Howard is a great guy. He’s extremely musical, and very song orientated. In arranging our music, he really “trimmed” the fat off a lot of our songs. He just got straight into it, arranging the songs, and in general just making them stronger and better. With that in mind, this wasn’t our first album, so we’re already used to working together, as a band, and it’s really something that I think we do really well together. The one thing that was really different on this album, compared to our others, was that we didn’t do that much pre production. Shaun and Howard had pretty much narrowed it down to about fifteen tracks, and after Shaun had shown Dale and I the basic outline of the songs, we pretty much went into studio, and did them. It was extremely spontaneous. I mean, I usually try and work on our songs as much as possible, and try and come up with some key fills etc, but in this case we’d pretty much do a take, and Howard would want to keep certain ideas, and change others. Listening back to the album though, we’re really happy with it, it sounds really musical and spontaneous, and isn’t in anyway contrived or over thought. Howard’s process worked really well with our band.

If you could drum for any band, except “Seether” who would it be?

Ha, ha. I would have to go with Motley Crue, they were just the true epitome of a Rock band. Their autobiography, “the Dirt”, is just such a fantastic story, and just proves that they really just lived it that whole Hollywood/Rock n Roll lifestyle ! Tommy, just hit as hard as he could, and although they get branded purely as a “hair metal” band, they were absolutely fantastic, and really inspired me.

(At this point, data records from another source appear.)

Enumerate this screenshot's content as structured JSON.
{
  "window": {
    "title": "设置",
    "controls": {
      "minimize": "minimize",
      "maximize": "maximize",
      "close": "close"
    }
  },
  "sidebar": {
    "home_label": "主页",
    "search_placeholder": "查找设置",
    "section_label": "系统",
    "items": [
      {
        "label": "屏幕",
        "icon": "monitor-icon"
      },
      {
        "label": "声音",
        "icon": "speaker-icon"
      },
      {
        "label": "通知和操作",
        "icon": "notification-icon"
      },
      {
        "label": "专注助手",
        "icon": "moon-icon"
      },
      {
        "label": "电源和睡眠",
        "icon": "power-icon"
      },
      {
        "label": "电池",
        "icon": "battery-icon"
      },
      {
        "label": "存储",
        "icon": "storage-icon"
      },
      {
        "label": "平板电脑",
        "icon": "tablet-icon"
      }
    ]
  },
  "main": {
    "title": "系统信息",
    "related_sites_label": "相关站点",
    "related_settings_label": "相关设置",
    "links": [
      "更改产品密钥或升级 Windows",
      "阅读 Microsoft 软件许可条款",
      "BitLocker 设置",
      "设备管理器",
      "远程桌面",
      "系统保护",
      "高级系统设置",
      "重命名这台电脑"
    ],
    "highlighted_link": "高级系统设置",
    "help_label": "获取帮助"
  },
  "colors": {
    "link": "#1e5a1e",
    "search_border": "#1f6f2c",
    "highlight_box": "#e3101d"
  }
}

You’ve come to perform in South Africa a few times now, how would you say the South African crowds differ from the American crowds that you’re used to performing in front of?

You know, not to take anything away from the American fans. I’d have to say that in, both, South Africa, and Europe, it seems like the fans are really dedicated. They usually seem to like the whole album, and really be into the whole, “deep album vibe”, and not just the singles. Here, they’re just really, “die hard” fans, because it seems like if you manage to win fans in South Africa, they’ll almost stay fans for life.

What do you do when you’re not drumming, or not our on the road touring?

I’m a family man, I have a wife, as well as two beautiful sons, and that’s what I do. I go home and be a Dad. My boys are my life !
JohnHumphreyLastly, what advice could you give some young, up and coming drummers on how to stay in the music scene as long as you have? What would you say is the key to longevity as a drummer?

I’ve been very fortunate to have been doing this as long as I have. If I could give advice, I’d say that, I think you should really work on timing, and trying to play as solid as possible. All drummers want to be flashy, and throw fancy fills in all the time, but it’s way more important to be solid. I honesty believe that if you do that, you’ll always work. Try and practice and rehearse with a click, and if you can’t afford a click, try and play along to Cds, and albums that inspire you, it’s really a great way to get a good sense of timing etc. It’s a really great compliment, to be told that you’re a solid, tasteful drummer, instead of only being complimented on that one fancy fill you did, during one song…